[[ Records provided open ]]

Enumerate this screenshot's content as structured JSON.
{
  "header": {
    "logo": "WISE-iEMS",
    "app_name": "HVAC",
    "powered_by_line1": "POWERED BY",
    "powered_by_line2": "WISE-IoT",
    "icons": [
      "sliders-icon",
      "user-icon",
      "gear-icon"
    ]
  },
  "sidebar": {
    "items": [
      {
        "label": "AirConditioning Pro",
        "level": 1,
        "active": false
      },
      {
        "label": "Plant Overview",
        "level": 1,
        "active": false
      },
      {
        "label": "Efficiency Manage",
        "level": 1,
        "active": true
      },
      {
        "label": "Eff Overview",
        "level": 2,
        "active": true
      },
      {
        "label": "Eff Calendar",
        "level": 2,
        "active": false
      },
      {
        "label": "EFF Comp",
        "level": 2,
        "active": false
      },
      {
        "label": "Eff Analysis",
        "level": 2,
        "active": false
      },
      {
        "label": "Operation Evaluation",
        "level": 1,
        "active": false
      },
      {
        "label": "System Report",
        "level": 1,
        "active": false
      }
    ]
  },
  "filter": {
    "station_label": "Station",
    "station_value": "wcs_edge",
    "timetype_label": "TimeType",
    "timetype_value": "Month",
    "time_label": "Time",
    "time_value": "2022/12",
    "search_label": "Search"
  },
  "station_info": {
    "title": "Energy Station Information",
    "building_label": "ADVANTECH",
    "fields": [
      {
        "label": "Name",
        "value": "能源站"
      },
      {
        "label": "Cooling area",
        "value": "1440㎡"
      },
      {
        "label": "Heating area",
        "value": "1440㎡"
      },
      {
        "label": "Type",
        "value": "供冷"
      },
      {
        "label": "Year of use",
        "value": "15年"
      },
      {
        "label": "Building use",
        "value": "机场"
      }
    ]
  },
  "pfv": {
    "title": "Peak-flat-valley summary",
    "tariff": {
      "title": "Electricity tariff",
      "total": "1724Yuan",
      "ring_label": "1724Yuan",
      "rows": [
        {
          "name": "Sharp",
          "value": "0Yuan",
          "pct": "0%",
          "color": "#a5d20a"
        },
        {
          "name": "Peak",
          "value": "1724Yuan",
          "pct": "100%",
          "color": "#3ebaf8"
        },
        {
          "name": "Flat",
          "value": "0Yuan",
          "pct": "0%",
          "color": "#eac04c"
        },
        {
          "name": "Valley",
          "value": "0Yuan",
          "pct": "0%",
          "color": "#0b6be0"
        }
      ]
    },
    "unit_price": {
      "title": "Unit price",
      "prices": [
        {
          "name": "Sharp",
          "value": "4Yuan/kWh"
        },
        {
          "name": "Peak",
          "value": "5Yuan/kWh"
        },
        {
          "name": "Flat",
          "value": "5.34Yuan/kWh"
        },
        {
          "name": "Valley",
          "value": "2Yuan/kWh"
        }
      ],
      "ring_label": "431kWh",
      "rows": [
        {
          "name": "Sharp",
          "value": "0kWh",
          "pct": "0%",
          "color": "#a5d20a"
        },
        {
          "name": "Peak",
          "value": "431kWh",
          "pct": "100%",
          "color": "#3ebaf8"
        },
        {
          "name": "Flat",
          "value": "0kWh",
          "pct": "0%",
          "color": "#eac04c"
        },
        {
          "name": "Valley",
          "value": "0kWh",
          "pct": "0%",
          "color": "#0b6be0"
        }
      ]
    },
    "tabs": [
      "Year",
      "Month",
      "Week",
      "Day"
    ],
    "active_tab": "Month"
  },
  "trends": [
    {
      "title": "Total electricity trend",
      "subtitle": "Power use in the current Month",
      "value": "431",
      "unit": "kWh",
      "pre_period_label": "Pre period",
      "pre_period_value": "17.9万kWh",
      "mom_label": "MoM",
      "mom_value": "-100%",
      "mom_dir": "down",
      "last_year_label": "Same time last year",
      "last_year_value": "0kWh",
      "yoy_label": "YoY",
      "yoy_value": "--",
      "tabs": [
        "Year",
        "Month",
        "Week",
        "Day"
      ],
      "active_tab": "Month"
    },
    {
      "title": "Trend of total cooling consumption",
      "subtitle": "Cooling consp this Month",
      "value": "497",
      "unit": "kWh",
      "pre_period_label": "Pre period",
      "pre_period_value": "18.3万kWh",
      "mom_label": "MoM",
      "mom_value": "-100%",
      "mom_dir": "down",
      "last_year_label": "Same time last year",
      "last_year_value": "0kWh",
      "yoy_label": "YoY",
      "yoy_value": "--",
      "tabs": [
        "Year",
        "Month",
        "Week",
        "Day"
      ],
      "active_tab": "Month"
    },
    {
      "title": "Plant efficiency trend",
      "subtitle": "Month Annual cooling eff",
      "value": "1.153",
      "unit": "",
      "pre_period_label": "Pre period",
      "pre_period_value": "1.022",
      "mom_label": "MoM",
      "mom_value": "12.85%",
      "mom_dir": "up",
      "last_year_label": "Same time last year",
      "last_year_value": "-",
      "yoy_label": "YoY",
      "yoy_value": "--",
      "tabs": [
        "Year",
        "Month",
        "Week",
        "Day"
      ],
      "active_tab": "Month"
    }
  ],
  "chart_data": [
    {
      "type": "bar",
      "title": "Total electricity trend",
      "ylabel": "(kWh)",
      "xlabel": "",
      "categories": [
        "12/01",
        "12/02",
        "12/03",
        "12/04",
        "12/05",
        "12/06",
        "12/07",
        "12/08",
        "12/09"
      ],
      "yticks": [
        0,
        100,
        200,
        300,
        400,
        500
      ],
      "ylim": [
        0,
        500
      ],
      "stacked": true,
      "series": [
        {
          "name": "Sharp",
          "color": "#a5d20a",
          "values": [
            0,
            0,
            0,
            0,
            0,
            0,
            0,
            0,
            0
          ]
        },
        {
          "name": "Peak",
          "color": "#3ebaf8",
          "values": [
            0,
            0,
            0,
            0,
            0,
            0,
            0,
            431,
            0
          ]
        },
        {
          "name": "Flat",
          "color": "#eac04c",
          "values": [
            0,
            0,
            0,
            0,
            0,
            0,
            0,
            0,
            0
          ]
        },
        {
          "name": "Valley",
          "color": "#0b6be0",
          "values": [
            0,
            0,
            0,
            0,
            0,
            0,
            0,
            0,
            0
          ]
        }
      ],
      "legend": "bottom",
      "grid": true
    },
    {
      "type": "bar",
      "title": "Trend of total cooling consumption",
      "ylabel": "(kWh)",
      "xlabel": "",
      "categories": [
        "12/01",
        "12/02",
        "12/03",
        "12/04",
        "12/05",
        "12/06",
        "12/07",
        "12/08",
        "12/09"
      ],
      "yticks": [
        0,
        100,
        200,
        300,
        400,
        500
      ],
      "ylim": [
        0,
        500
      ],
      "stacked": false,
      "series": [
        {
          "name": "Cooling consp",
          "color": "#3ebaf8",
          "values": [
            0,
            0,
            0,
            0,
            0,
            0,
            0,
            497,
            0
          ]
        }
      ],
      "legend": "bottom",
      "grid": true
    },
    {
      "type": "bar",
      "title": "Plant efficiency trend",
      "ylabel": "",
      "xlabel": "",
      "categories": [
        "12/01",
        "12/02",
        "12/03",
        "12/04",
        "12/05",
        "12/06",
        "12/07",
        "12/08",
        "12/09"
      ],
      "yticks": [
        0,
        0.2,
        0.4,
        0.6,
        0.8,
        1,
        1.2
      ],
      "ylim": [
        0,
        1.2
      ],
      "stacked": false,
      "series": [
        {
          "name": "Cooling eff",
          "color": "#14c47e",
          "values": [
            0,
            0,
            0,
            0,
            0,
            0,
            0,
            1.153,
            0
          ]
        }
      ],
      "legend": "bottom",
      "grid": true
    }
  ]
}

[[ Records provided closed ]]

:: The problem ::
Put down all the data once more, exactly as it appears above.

:: Exercise response ::
Enumerate this screenshot's content as structured JSON.
{
  "header": {
    "logo": "WISE-iEMS",
    "app_name": "HVAC",
    "powered_by_line1": "POWERED BY",
    "powered_by_line2": "WISE-IoT",
    "icons": [
      "sliders-icon",
      "user-icon",
      "gear-icon"
    ]
  },
  "sidebar": {
    "items": [
      {
        "label": "AirConditioning Pro",
        "level": 1,
        "active": false
      },
      {
        "label": "Plant Overview",
        "level": 1,
        "active": false
      },
      {
        "label": "Efficiency Manage",
        "level": 1,
        "active": true
      },
      {
        "label": "Eff Overview",
        "level": 2,
        "active": true
      },
      {
        "label": "Eff Calendar",
        "level": 2,
        "active": false
      },
      {
        "label": "EFF Comp",
        "level": 2,
        "active": false
      },
      {
        "label": "Eff Analysis",
        "level": 2,
        "active": false
      },
      {
        "label": "Operation Evaluation",
        "level": 1,
        "active": false
      },
      {
        "label": "System Report",
        "level": 1,
        "active": false
      }
    ]
  },
  "filter": {
    "station_label": "Station",
    "station_value": "wcs_edge",
    "timetype_label": "TimeType",
    "timetype_value": "Month",
    "time_label": "Time",
    "time_value": "2022/12",
    "search_label": "Search"
  },
  "station_info": {
    "title": "Energy Station Information",
    "building_label": "ADVANTECH",
    "fields": [
      {
        "label": "Name",
        "value": "能源站"
      },
      {
        "label": "Cooling area",
        "value": "1440㎡"
      },
      {
        "label": "Heating area",
        "value": "1440㎡"
      },
      {
        "label": "Type",
        "value": "供冷"
      },
      {
        "label": "Year of use",
        "value": "15年"
      },
      {
        "label": "Building use",
        "value": "机场"
      }
    ]
  },
  "pfv": {
    "title": "Peak-flat-valley summary",
    "tariff": {
      "title": "Electricity tariff",
      "total": "1724Yuan",
      "ring_label": "1724Yuan",
      "rows": [
        {
          "name": "Sharp",
          "value": "0Yuan",
          "pct": "0%",
          "color": "#a5d20a"
        },
        {
          "name": "Peak",
          "value": "1724Yuan",
          "pct": "100%",
          "color": "#3ebaf8"
        },
        {
          "name": "Flat",
          "value": "0Yuan",
          "pct": "0%",
          "color": "#eac04c"
        },
        {
          "name": "Valley",
          "value": "0Yuan",
          "pct": "0%",
          "color": "#0b6be0"
        }
      ]
    },
    "unit_price": {
      "title": "Unit price",
      "prices": [
        {
          "name": "Sharp",
          "value": "4Yuan/kWh"
        },
        {
          "name": "Peak",
          "value": "5Yuan/kWh"
        },
        {
          "name": "Flat",
          "value": "5.34Yuan/kWh"
        },
        {
          "name": "Valley",
          "value": "2Yuan/kWh"
        }
      ],
      "ring_label": "431kWh",
      "rows": [
        {
          "name": "Sharp",
          "value": "0kWh",
          "pct": "0%",
          "color": "#a5d20a"
        },
        {
          "name": "Peak",
          "value": "431kWh",
          "pct": "100%",
          "color": "#3ebaf8"
        },
        {
          "name": "Flat",
          "value": "0kWh",
          "pct": "0%",
          "color": "#eac04c"
        },
        {
          "name": "Valley",
          "value": "0kWh",
          "pct": "0%",
          "color": "#0b6be0"
        }
      ]
    },
    "tabs": [
      "Year",
      "Month",
      "Week",
      "Day"
    ],
    "active_tab": "Month"
  },
  "trends": [
    {
      "title": "Total electricity trend",
      "subtitle": "Power use in the current Month",
      "value": "431",
      "unit": "kWh",
      "pre_period_label": "Pre period",
      "pre_period_value": "17.9万kWh",
      "mom_label": "MoM",
      "mom_value": "-100%",
      "mom_dir": "down",
      "last_year_label": "Same time last year",
      "last_year_value": "0kWh",
      "yoy_label": "YoY",
      "yoy_value": "--",
      "tabs": [
        "Year",
        "Month",
        "Week",
        "Day"
      ],
      "active_tab": "Month"
    },
    {
      "title": "Trend of total cooling consumption",
      "subtitle": "Cooling consp this Month",
      "value": "497",
      "unit": "kWh",
      "pre_period_label": "Pre period",
      "pre_period_value": "18.3万kWh",
      "mom_label": "MoM",
      "mom_value": "-100%",
      "mom_dir": "down",
      "last_year_label": "Same time last year",
      "last_year_value": "0kWh",
      "yoy_label": "YoY",
      "yoy_value": "--",
      "tabs": [
        "Year",
        "Month",
        "Week",
        "Day"
      ],
      "active_tab": "Month"
    },
    {
      "title": "Plant efficiency trend",
      "subtitle": "Month Annual cooling eff",
      "value": "1.153",
      "unit": "",
      "pre_period_label": "Pre period",
      "pre_period_value": "1.022",
      "mom_label": "MoM",
      "mom_value": "12.85%",
      "mom_dir": "up",
      "last_year_label": "Same time last year",
      "last_year_value": "-",
      "yoy_label": "YoY",
      "yoy_value": "--",
      "tabs": [
        "Year",
        "Month",
        "Week",
        "Day"
      ],
      "active_tab": "Month"
    }
  ],
  "chart_data": [
    {
      "type": "bar",
      "title": "Total electricity trend",
      "ylabel": "(kWh)",
      "xlabel": "",
      "categories": [
        "12/01",
        "12/02",
        "12/03",
        "12/04",
        "12/05",
        "12/06",
        "12/07",
        "12/08",
        "12/09"
      ],
      "yticks": [
        0,
        100,
        200,
        300,
        400,
        500
      ],
      "ylim": [
        0,
        500
      ],
      "stacked": true,
      "series": [
        {
          "name": "Sharp",
          "color": "#a5d20a",
          "values": [
            0,
            0,
            0,
            0,
            0,
            0,
            0,
            0,
            0
          ]
        },
        {
          "name": "Peak",
          "color": "#3ebaf8",
          "values": [
            0,
            0,
            0,
            0,
            0,
            0,
            0,
            431,
            0
          ]
        },
        {
          "name": "Flat",
          "color": "#eac04c",
          "values": [
            0,
            0,
            0,
            0,
            0,
            0,
            0,
            0,
            0
          ]
        },
        {
          "name": "Valley",
          "color": "#0b6be0",
          "values": [
            0,
            0,
            0,
            0,
            0,
            0,
            0,
            0,
            0
          ]
        }
      ],
      "legend": "bottom",
      "grid": true
    },
    {
      "type": "bar",
      "title": "Trend of total cooling consumption",
      "ylabel": "(kWh)",
      "xlabel": "",
      "categories": [
        "12/01",
        "12/02",
        "12/03",
        "12/04",
        "12/05",
        "12/06",
        "12/07",
        "12/08",
        "12/09"
      ],
      "yticks": [
        0,
        100,
        200,
        300,
        400,
        500
      ],
      "ylim": [
        0,
        500
      ],
      "stacked": false,
      "series": [
        {
          "name": "Cooling consp",
          "color": "#3ebaf8",
          "values": [
            0,
            0,
            0,
            0,
            0,
            0,
            0,
            497,
            0
          ]
        }
      ],
      "legend": "bottom",
      "grid": true
    },
    {
      "type": "bar",
      "title": "Plant efficiency trend",
      "ylabel": "",
      "xlabel": "",
      "categories": [
        "12/01",
        "12/02",
        "12/03",
        "12/04",
        "12/05",
        "12/06",
        "12/07",
        "12/08",
        "12/09"
      ],
      "yticks": [
        0,
        0.2,
        0.4,
        0.6,
        0.8,
        1,
        1.2
      ],
      "ylim": [
        0,
        1.2
      ],
      "stacked": false,
      "series": [
        {
          "name": "Cooling eff",
          "color": "#14c47e",
          "values": [
            0,
            0,
            0,
            0,
            0,
            0,
            0,
            1.153,
            0
          ]
        }
      ],
      "legend": "bottom",
      "grid": true
    }
  ]
}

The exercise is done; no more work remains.